"The Brazilian Amazon is known to be immensely rich. That explains the support given by international institutions to this campaign anchored on shady interests coupled with exploitative and unpatriotic Brazilian associations with the purpose of undermining the government and Brazil itself."
He said the fires were being set largely by indigenous farmers using traditional slash-and-burn agriculture.
But ecologists say they are in fact being driven by large-scale agriculture and land speculation in the Amazon region, where farmers and ranchers often clear land by bulldozing trees then burning them.
Bolsonaro has drawn criticism by calling for more land in the Amazon to be opened to agriculture and mining.
Environmental groups were quick to condemn his address.
"Bolsonaro's denialist rhetoric, even as the country burns, is a disgrace to the Brazilian people and isolates Brazil from the world," Greenpeace said in a statement.
The speech was "full of unfounded accusations and scientifically baseless inferences," said Gabriela Yamaguchi of the World Wildlife Fund's Brazil office.
In 2019, Bolsonaro's first year in office, deforestation of the Brazilian Amazon increased 85.3 percent, to a record 10,123 square kilometers (3,900 square miles) -- nearly the size of Lebanon.
So far this year, the rate is down by about five percent, though the number of fires has increased 12 percent, to 71,673.
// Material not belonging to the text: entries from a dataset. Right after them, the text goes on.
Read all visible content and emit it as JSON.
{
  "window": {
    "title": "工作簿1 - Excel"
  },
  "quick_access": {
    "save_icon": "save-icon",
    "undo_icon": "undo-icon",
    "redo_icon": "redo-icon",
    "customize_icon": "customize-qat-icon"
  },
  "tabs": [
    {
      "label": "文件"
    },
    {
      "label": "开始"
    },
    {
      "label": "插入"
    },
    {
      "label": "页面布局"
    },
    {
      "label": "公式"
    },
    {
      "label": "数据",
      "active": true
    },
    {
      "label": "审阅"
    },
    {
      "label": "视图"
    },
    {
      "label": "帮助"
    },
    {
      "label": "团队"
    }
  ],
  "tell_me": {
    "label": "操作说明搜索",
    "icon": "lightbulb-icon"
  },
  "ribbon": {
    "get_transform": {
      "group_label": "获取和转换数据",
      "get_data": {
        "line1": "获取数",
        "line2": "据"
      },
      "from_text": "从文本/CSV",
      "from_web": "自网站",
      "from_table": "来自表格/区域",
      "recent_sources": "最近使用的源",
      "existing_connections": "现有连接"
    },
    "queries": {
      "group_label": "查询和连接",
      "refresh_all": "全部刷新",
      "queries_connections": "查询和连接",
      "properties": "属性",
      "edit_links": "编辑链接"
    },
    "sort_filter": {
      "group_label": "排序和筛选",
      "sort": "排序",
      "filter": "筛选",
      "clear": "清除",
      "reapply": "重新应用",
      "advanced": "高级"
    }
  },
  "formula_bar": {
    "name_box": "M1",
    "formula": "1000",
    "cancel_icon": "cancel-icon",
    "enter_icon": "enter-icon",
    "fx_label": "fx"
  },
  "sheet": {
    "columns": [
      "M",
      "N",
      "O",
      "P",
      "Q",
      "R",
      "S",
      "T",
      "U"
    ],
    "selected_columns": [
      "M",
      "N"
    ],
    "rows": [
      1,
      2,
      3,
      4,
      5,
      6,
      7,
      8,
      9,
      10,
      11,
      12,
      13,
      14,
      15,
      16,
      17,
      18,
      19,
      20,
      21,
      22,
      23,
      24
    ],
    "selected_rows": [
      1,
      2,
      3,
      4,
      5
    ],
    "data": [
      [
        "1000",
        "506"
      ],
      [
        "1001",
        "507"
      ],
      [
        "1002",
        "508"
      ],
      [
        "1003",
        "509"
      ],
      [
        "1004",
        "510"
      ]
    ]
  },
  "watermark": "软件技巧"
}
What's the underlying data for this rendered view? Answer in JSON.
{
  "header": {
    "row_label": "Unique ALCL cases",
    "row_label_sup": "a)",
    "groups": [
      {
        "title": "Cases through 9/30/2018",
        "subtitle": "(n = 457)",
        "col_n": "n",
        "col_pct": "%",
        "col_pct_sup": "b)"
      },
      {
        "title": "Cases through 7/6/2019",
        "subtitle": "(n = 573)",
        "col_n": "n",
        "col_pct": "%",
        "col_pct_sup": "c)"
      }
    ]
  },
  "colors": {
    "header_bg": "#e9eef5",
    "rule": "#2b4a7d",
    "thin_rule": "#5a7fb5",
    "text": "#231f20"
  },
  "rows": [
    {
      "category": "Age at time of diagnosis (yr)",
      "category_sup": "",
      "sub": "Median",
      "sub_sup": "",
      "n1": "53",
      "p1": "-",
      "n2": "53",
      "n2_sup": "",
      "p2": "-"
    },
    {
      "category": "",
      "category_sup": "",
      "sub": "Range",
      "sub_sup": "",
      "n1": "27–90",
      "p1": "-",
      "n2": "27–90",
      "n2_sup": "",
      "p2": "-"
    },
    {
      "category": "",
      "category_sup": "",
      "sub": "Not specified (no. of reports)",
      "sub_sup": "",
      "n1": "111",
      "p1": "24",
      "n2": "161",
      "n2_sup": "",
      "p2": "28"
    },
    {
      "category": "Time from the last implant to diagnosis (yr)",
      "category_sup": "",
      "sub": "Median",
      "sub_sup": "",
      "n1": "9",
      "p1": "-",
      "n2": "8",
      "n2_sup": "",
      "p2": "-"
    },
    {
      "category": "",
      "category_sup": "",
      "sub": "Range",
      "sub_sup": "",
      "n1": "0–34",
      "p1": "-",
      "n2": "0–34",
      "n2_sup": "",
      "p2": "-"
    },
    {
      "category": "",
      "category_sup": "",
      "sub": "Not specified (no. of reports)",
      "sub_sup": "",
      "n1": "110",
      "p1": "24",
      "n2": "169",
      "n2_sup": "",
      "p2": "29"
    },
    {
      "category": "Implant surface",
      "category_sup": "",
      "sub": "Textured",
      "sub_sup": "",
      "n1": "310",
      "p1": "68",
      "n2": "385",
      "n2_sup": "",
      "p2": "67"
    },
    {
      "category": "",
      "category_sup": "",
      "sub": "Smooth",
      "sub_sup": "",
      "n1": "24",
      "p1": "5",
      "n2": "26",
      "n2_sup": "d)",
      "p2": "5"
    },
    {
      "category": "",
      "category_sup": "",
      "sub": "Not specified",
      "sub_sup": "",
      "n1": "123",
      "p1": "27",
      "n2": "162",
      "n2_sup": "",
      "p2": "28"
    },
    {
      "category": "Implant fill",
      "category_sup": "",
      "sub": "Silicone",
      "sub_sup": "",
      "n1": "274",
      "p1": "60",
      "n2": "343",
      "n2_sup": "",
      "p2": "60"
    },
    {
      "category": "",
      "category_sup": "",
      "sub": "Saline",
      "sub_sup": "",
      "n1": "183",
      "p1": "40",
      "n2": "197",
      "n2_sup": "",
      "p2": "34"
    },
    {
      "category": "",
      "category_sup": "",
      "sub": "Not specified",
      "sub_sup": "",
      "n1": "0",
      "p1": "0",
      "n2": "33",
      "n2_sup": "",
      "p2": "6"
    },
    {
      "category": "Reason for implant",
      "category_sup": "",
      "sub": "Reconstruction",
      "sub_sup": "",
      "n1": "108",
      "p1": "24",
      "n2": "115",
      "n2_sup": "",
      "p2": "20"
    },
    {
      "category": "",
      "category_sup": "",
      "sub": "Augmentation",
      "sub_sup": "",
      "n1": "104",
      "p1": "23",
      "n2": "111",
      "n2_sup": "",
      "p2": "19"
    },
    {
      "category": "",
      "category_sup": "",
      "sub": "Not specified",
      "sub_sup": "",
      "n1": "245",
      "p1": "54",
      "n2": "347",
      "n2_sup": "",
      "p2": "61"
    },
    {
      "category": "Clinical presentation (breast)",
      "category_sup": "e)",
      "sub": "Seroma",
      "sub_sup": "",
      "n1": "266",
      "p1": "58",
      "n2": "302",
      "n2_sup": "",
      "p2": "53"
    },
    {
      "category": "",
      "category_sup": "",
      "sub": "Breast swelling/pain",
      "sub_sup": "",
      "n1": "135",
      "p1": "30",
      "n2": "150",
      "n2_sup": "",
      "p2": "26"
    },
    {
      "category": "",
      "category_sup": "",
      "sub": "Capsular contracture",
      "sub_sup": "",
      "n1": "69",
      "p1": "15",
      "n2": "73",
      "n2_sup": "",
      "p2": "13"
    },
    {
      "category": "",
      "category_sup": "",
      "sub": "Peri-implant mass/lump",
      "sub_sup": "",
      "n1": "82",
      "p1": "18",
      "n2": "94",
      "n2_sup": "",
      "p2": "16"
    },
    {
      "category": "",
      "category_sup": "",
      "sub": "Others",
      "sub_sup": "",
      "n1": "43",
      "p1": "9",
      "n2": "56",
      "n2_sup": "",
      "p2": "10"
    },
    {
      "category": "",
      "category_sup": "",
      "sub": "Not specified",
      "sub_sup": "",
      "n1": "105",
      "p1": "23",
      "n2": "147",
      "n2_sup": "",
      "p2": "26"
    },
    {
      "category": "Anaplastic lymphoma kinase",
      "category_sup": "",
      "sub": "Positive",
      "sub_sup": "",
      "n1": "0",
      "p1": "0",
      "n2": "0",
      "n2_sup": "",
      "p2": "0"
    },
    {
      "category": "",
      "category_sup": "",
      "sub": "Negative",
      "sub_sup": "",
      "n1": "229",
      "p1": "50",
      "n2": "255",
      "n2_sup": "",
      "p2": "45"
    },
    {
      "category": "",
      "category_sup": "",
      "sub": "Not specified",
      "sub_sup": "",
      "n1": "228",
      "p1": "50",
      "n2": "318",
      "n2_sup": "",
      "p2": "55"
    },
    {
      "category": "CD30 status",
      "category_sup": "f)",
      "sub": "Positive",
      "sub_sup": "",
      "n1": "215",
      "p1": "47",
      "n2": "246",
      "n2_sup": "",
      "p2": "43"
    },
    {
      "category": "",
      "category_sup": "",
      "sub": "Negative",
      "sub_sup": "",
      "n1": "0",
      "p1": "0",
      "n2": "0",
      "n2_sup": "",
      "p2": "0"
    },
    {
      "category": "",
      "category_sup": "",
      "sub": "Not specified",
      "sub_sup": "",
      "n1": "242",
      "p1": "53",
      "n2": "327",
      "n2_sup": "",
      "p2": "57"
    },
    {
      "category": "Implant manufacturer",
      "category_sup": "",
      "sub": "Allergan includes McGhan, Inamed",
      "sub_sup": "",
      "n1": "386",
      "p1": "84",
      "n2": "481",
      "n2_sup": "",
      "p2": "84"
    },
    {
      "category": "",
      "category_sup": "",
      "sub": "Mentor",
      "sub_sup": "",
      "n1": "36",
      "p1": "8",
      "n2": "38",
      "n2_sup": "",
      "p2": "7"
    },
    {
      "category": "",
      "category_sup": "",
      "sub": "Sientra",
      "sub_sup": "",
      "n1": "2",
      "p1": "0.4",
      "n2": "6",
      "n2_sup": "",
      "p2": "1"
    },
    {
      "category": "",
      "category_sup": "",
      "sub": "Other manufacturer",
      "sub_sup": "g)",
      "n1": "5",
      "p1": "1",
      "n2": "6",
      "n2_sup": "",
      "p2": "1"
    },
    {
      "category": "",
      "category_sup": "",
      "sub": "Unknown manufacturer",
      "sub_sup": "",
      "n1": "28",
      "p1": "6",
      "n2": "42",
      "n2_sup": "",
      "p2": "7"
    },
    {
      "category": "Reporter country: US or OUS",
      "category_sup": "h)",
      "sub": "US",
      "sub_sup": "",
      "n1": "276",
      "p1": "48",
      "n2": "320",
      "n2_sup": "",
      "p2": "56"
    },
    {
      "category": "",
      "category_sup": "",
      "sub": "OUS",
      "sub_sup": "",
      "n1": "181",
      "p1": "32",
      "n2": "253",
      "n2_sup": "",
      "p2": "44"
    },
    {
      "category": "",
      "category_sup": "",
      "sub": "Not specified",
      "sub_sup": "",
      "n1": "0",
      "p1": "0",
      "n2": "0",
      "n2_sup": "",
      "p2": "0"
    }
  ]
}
Meanwhile, in less than nine months, 2020 has already broken the annual record for the number of fires in the Pantanal, with 16,119, burning more than 10 percent of the wetlands.